*What needs to be done*: Search the data for the word "APPLICATION". Reproduce every line where it is found.
***
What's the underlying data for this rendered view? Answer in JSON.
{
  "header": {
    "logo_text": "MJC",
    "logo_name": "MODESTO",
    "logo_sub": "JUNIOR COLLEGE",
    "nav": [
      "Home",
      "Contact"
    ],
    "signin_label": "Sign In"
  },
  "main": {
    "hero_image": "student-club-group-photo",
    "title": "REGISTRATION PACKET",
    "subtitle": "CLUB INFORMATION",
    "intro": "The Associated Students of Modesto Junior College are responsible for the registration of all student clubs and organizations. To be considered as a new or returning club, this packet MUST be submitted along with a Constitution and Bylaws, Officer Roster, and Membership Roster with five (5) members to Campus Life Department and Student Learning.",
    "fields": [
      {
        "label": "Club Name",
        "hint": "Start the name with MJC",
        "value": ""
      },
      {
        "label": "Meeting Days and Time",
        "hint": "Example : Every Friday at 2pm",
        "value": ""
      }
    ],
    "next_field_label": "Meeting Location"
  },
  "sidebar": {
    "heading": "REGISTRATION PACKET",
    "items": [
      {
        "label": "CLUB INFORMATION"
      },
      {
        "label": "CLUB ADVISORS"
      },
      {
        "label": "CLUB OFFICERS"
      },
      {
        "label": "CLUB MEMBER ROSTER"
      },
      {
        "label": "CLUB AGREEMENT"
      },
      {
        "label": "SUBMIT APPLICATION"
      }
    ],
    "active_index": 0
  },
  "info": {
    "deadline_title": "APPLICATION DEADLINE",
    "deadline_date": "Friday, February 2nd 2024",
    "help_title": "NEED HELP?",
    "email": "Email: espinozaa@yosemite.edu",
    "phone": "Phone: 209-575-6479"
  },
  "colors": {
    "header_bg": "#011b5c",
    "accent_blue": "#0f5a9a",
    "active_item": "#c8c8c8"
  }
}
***
*Task result*:
        "label": "SUBMIT APPLICATION"
    "deadline_title": "APPLICATION DEADLINE",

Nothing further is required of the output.